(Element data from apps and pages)
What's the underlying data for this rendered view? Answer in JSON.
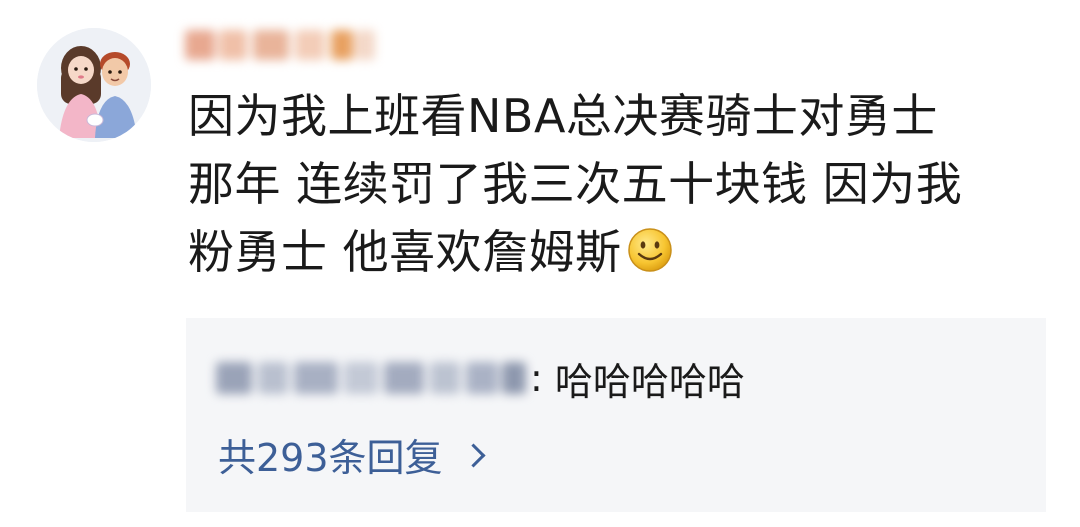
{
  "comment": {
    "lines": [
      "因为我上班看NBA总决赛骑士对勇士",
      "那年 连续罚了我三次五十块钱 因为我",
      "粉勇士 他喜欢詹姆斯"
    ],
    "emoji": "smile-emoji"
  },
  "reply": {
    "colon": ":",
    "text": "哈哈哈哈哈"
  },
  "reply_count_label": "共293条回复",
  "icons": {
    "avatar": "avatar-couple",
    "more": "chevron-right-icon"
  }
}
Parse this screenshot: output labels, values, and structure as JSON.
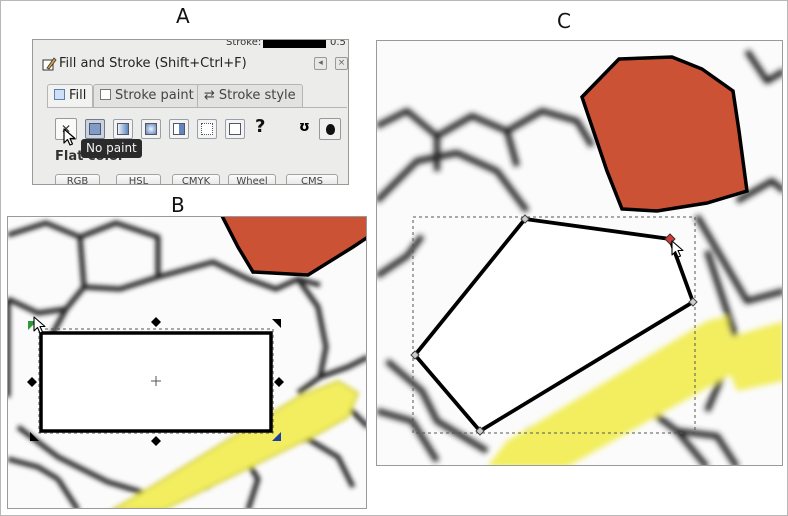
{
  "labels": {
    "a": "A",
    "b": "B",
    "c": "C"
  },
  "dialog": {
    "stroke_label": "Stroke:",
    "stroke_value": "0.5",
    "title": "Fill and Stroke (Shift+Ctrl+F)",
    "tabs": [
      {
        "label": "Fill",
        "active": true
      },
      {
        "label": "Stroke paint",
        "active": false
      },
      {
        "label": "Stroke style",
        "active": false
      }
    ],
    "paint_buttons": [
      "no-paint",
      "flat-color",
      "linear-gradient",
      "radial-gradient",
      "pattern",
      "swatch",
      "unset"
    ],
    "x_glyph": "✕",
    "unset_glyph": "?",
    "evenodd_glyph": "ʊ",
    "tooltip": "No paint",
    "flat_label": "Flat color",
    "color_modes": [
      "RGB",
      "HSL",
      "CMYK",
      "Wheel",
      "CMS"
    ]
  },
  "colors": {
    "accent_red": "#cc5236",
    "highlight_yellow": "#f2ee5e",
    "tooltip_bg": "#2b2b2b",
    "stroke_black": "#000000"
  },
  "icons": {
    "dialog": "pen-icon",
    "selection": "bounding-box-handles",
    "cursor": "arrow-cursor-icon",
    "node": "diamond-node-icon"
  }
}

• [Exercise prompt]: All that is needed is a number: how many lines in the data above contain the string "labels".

• [Solution for this task]: 2